However, during the pandemic in 2020 all healthcare providers were moved onto full block contracts. Block contracts were introduced to enable the service to focus its whole attention on its response to Covid and then start the recovery process. Block contracts are agreed payments which are regular, usually annual, but what they do not take into consideration is unexpected pressures such as increased patient demand or cost of care and they also do not take into consideration the increased workload high volume elective orthopaedic centres are able to produce. Block contracts allow organisations to often undertake simple outpatient procedures in expensive theatre environments such as injections and outpatients’ endoscopic procedures. These procedures allow organisations to appear as delivering a high volume of procedure but using operating theatre facilities comes at expensive cost. Block contracts are known to not incentivise improved clinical care or efficiency. So is this really the most cost effective funding mechanism post-pandemic?
There is a need to change back to (PbR) for elective orthopaedic surgery to drive efficacy, incentivise healthcare providers, clinicians and managers to deliver as much as possible. The need to achieve results drives innovation, especially in more challenging environments such as the post-pandemic era. With PbR there is greater transparency, accountability, more rigorous monitoring and evaluation leading to better and more reliable outcomes. NHS England and Government officials need to abandon the traditional top-down approach in consultation and start engagement with clinicians and the consultant body within each care provider unit so that a clear picture of activities is provided rather than just numbers.

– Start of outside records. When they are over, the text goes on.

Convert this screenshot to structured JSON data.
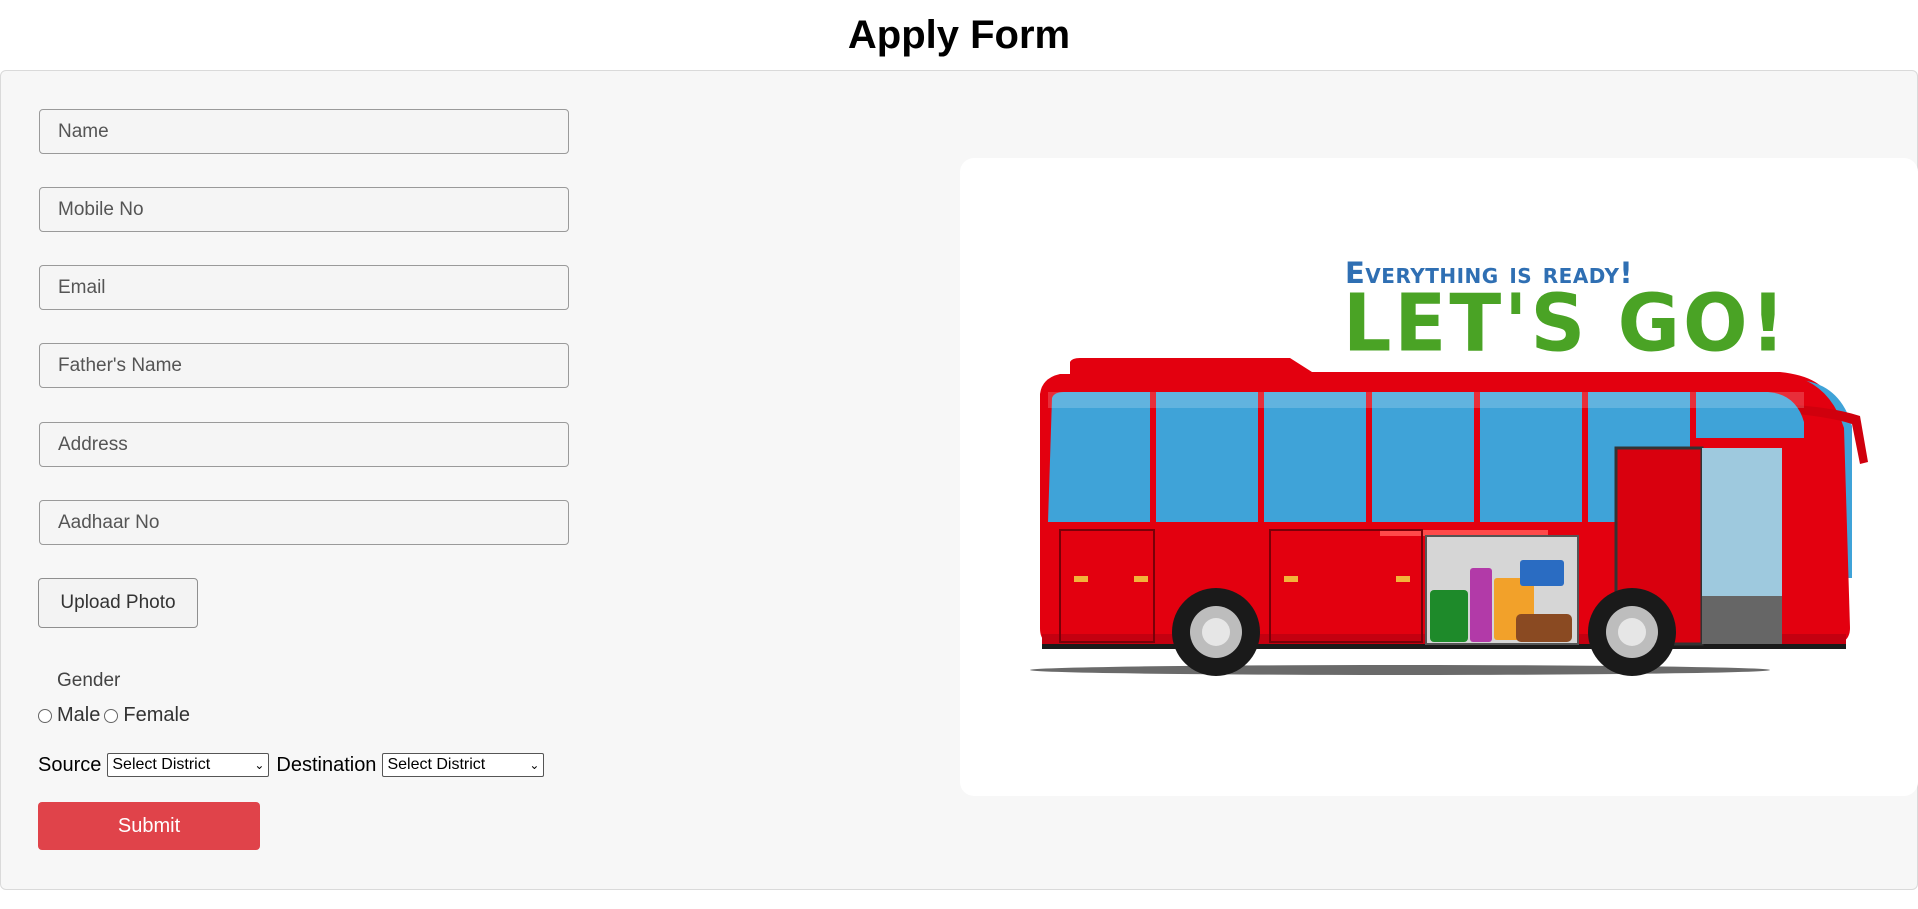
{
  "page": {
    "title": "Apply Form"
  },
  "form": {
    "fields": {
      "name": {
        "placeholder": "Name",
        "value": ""
      },
      "mobile": {
        "placeholder": "Mobile No",
        "value": ""
      },
      "email": {
        "placeholder": "Email",
        "value": ""
      },
      "father_name": {
        "placeholder": "Father's Name",
        "value": ""
      },
      "address": {
        "placeholder": "Address",
        "value": ""
      },
      "aadhaar": {
        "placeholder": "Aadhaar No",
        "value": ""
      }
    },
    "upload_label": "Upload Photo",
    "gender": {
      "label": "Gender",
      "options": [
        "Male",
        "Female"
      ],
      "selected": null
    },
    "route": {
      "source_label": "Source",
      "source_selected": "Select District",
      "destination_label": "Destination",
      "destination_selected": "Select District"
    },
    "submit_label": "Submit"
  },
  "illustration": {
    "tagline": "Everything is ready!",
    "headline": "LET'S GO!",
    "colors": {
      "tagline": "#2f6fb3",
      "headline": "#4aa325",
      "bus_body": "#e3000f",
      "windows": "#3fa3d8"
    }
  },
  "theme": {
    "submit_color": "#e0434a",
    "panel_background": "#f7f7f7"
  }
}
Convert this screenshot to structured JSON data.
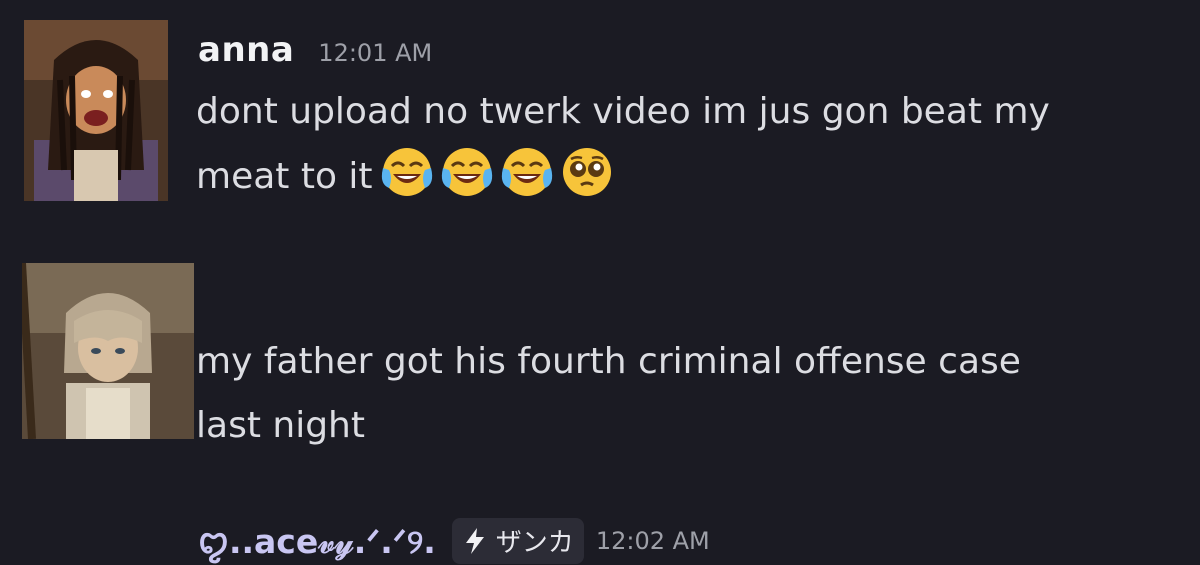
{
  "messages": [
    {
      "username": "anna",
      "timestamp": "12:01 AM",
      "lines": [
        "dont upload no twerk video im jus gon beat my",
        "meat to it"
      ],
      "emojis": [
        "face-with-tears-of-joy-icon",
        "face-with-tears-of-joy-icon",
        "face-with-tears-of-joy-icon",
        "pleading-face-icon"
      ]
    },
    {
      "username": "ꨄ︎..ace𝓋𝓎.ᐟ.ᐟ୨.",
      "tag": "ザンカ",
      "tag_icon": "lightning-bolt-icon",
      "timestamp": "12:02 AM",
      "lines": [
        "my father got his fourth criminal offense case",
        "last night"
      ]
    }
  ],
  "colors": {
    "background": "#1b1b23",
    "username": "#f2f3f5",
    "timestamp": "#9ea0a8",
    "message_text": "#dcdde2",
    "fancy_username": "#c9c6f2",
    "tag_background": "#2c2c36"
  }
}
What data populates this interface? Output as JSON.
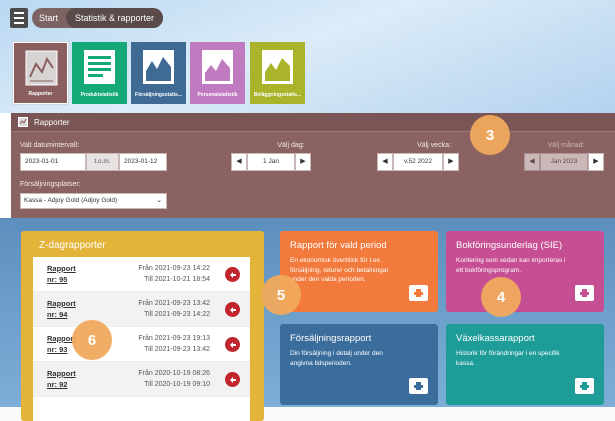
{
  "topbar": {
    "start": "Start",
    "current": "Statistik & rapporter"
  },
  "tiles": [
    {
      "label": "Rapporter",
      "color": "#8a5e5e"
    },
    {
      "label": "Produktstatistik",
      "color": "#15a878"
    },
    {
      "label": "Försäljningsstatis...",
      "color": "#3e6a94"
    },
    {
      "label": "Personalstatistik",
      "color": "#c07ac0"
    },
    {
      "label": "Beläggningsstatis...",
      "color": "#aab42a"
    }
  ],
  "panel": {
    "title": "Rapporter",
    "date_interval_label": "Valt datumintervall:",
    "date_from": "2023-01-01",
    "tom": "t.o.m.",
    "date_to": "2023-01-12",
    "day_label": "Välj dag:",
    "day_value": "1 Jan",
    "week_label": "Välj vecka:",
    "week_value": "v.52 2022",
    "month_label": "Välj månad:",
    "month_value": "Jan 2023",
    "sales_points_label": "Försäljningsplatser:",
    "sales_point_value": "Kassa - Adjoy Gold (Adjoy Gold)"
  },
  "zdag": {
    "title": "Z-dagrapporter",
    "rows": [
      {
        "name": "Rapport",
        "nr": "nr: 95",
        "from": "Från 2021-09-23 14:22",
        "to": "Till 2021-10-21 18:54"
      },
      {
        "name": "Rapport",
        "nr": "nr: 94",
        "from": "Från 2021-09-23 13:42",
        "to": "Till 2021-09-23 14:22"
      },
      {
        "name": "Rapport",
        "nr": "nr: 93",
        "from": "Från 2021-09-23 19:13",
        "to": "Till 2021-09-23 13:42"
      },
      {
        "name": "Rapport",
        "nr": "nr: 92",
        "from": "Från 2020-10-19 08:26",
        "to": "Till 2020-10-19 09:10"
      }
    ]
  },
  "cards": [
    {
      "title": "Rapport för vald period",
      "desc": "En ekonomisk överblick för t.ex. försäljning, returer och betalningar under den valda perioden.",
      "color": "#f27a3c"
    },
    {
      "title": "Bokföringsunderlag (SIE)",
      "desc": "Kontering som sedan kan importeras i ett bokföringsprogram.",
      "color": "#c64f93"
    },
    {
      "title": "Försäljningsrapport",
      "desc": "Din försäljning i detalj under den angivna tidsperioden.",
      "color": "#3b6d9c"
    },
    {
      "title": "Växelkassarapport",
      "desc": "Historik för förändringar i en specifik kassa.",
      "color": "#1e9c98"
    }
  ],
  "markers": [
    "3",
    "4",
    "5",
    "6"
  ],
  "colors": {
    "panel": "#8a6262",
    "zdag": "#e4b43a",
    "marker": "#f1a95c",
    "report_icon": "#c0262c"
  }
}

It is entirely appreciated that different services require different payment systems. PbR is most appropriate to elective orthopaedic care but it is less suited to other services where less rather than more activity is desirable. Therefore, there is a real need to change back to PbR and for different services to have different funding mechanisms. One size does not fit all!